Laurey W. Glenn
Yield
2 strudels

The South is home to many vital ingredients of the great American melting pot—a vessel both cultural and culinary, at once historical and ever changing. Our foods tell a lot about our heritage, and some of the most interesting lore lies behind the South’s ethnic bread and pastries. Settlers, who brought a bit of their motherland with them even as they searched for a new home, introduced favorites such as bagels, Polish Sugar Cake, and sopaipillas to the South. In November of 1989 Southern Living published this recipe sent to us by Mrs. Jack Davis of Charlotte, North Carolina, for Apple Strudel. Austria, Hungary, Czechoslovakia, and Germany all lay claim to strudel, a delicate, fruit-filled pastry. Traditionally, the dough is stretched on a tabletop, and fists are clenched to avoid tearing it with fingernails. Instead of following this procedure, Mrs. Davis’ recipe uses phyllo pastry.

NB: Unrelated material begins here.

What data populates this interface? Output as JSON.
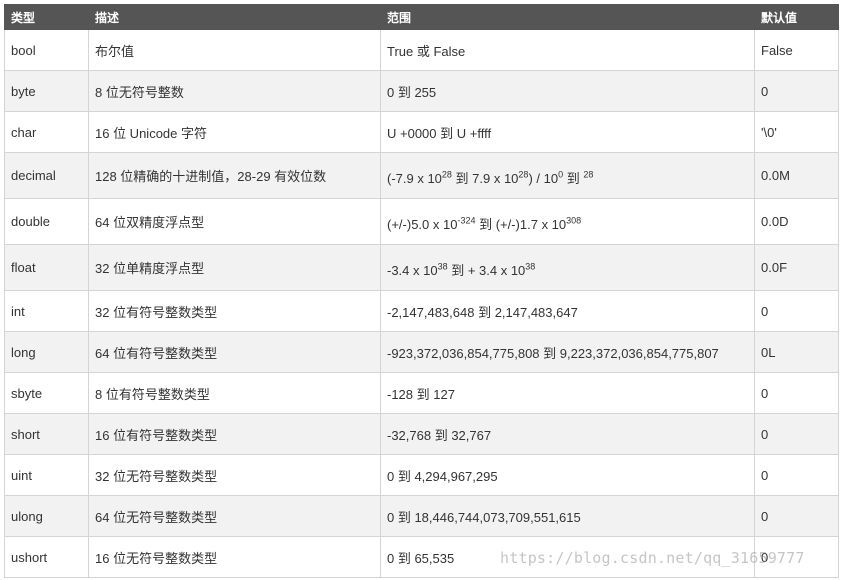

How to Make It

Step 1

Combine raisins and rum extract; let stand 2 hours. Combine raisin mixture, apples, and next 4 ingredients.

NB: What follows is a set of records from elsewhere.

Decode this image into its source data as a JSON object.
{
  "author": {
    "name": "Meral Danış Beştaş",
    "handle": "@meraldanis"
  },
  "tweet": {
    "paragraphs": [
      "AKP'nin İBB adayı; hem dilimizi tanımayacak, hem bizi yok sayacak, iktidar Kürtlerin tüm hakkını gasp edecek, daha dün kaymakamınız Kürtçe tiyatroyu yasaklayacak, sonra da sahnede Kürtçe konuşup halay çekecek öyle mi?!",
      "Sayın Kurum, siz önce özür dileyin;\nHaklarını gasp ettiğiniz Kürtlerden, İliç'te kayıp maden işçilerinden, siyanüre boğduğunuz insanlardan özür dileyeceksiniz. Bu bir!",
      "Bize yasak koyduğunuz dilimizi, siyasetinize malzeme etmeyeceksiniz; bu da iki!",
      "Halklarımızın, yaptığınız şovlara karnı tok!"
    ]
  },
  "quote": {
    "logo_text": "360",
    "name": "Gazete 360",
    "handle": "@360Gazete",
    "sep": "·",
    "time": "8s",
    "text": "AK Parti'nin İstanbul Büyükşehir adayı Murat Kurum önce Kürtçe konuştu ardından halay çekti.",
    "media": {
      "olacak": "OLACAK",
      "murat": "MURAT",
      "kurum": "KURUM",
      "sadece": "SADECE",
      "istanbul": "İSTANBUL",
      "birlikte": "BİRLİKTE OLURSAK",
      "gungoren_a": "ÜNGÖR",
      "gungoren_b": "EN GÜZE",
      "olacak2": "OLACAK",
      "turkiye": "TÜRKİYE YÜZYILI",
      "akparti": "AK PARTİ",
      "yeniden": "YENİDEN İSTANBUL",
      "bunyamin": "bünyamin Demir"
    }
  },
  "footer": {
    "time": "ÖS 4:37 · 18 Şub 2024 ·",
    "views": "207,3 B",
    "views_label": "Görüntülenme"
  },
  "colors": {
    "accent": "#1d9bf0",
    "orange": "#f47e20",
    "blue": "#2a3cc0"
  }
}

Step 2

Place 1 sheet of phyllo on a damp towel (keep remaining phyllo covered). Lightly brush phyllo with melted butter. Layer 5 more sheets phyllo on first sheet, 1 at a time, brushing each sheet with butter. Sprinkle evenly with 1/4 cup breadcrumbs.

Step 3

Spread half of apple filling over buttered phyllo, leaving a 3-inch border on 1 long edge of pastry and a 2-inch border on other 3 edges. Fold long edge with 3-inch border over apple filling. Fold short edges of phyllo over 2 inches; brush with melted butter. Fold other long edge of phyllo over 2 inches; brush with melted butter.

Step 4

Starting at long side with 2-inch border, roll jellyroll fashion. Place pastry, seam side down, on a lightly greased 15- x 10- x 1-inch jellyroll pan. Brush with melted butter.

Step 5

Repeat procedure with remaining ingredients for second strudel. Bake at 375˚ for 45 minutes or until golden brown. Cool on wire racks.